But the point? I’ve quite forgotten at the moment. I only know that I’ve got an idea rolling around in my brain. Cogitating as it were.
“Suspect each moment, for it is a thief, tiptoeing away with more than it brings.” ~ John Updike, A Month Of Sundays
I had an interesting comment on my A to Z bucket list post regarding my classification of the French as xenophobes. Of course, I was generalizing, something that I do when I’m not being careful. Nevertheless, I apologize for any offense. As I responded, I know that all French people are not xenophobes, just as I know that all Irish people do not drink Guiness, and all Australians don’t throw shrimp on the barbie.
But the point is that when we write these posts, when we put things out there for public consumption, unless we are intentionally attempting to be controversial (which I know I can be), or we are trying to be bigoted (which I really try not to be), we need to be mindful of our words.
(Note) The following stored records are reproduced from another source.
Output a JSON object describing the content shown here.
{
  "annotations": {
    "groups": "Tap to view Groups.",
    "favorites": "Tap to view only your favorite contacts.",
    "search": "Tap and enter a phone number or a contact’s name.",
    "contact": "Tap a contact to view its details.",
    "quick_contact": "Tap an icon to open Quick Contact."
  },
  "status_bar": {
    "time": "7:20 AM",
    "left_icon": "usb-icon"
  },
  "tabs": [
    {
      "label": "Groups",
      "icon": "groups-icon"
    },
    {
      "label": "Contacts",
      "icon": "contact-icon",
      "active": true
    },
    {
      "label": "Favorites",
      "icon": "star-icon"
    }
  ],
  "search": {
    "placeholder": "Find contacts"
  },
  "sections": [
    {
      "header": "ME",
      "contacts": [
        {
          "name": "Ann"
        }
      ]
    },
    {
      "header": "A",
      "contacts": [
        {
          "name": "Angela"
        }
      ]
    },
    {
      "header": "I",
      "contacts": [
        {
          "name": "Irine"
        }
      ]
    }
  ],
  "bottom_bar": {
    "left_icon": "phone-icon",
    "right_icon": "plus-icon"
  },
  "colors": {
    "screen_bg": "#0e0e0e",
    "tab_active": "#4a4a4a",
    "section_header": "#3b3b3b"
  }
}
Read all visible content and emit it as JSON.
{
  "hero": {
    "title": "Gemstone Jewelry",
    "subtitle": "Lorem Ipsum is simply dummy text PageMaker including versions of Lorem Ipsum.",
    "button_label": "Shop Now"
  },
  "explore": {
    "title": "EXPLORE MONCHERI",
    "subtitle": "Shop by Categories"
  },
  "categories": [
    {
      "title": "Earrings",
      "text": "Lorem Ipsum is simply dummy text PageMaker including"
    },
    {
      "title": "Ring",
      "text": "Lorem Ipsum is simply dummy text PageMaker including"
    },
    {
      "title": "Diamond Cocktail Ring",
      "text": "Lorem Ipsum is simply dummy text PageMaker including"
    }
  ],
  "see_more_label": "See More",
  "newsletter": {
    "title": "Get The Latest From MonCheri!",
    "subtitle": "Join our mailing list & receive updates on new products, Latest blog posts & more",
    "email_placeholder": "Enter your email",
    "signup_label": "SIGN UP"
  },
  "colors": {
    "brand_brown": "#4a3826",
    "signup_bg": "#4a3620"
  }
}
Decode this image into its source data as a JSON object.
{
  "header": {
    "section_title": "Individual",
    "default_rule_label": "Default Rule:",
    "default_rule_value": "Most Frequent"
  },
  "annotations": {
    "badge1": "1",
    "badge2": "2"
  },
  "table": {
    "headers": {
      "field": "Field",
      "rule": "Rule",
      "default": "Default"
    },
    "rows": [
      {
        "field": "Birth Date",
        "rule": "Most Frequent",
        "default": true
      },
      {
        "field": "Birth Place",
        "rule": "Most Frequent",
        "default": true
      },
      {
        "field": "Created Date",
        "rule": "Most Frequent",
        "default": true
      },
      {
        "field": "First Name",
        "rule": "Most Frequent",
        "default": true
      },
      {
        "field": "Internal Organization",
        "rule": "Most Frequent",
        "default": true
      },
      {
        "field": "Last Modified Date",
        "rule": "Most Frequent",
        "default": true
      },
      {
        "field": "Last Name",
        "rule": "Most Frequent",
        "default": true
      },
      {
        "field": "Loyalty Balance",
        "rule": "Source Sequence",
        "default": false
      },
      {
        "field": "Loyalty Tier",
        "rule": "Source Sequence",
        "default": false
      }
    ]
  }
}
To be honest, the word xenophobe crept into my subconscious as it is one of the few words beginning with the letter x that I really like, not the definition, but the sound of it. X is such a problematic letter, sounding like z in the English language, and sh in many Asian languages, etc. So in the back of my mind when I was thinking about possible entries for X (which I know I copped out on), xenophobe planted itself firmly in my subconscious data file. Not an excuse, just an explanation.
Sorry this has been such a fluff post, but I’m on auto-pilot. Not an excuse, just an explanation.
More later. Peace.
Music by Cass McCombs, “Broken”
Wait, for now.
Distrust everything, if you have to.
But trust the hours. Haven’t they
carried you everywhere, up to now?
Personal events will become interesting again.
Hair will become interesting.
Pain will become interesting.
Buds that open out of season will become lovely again.
Second-hand gloves will become lovely again,
their memories are what give them
the need for other hands. And the desolation
of lovers is the same: that enormous emptiness
carved out of such tiny beings as we are
asks to be filled; the need
for the new love is faithfulness to the old.
Don’t go too early.
You’re tired. But everyone’s tired.
But no one is tired enough.
Only wait a while and listen.
Music of hair,
Music of pain,
music of looms weaving all our loves again.
Be there to hear it, it will be the only time,
most of all to hear,
the flute of your whole existence,
rehearsed by the sorrows, play itself into total exhaustion.
~ Galway Kinnell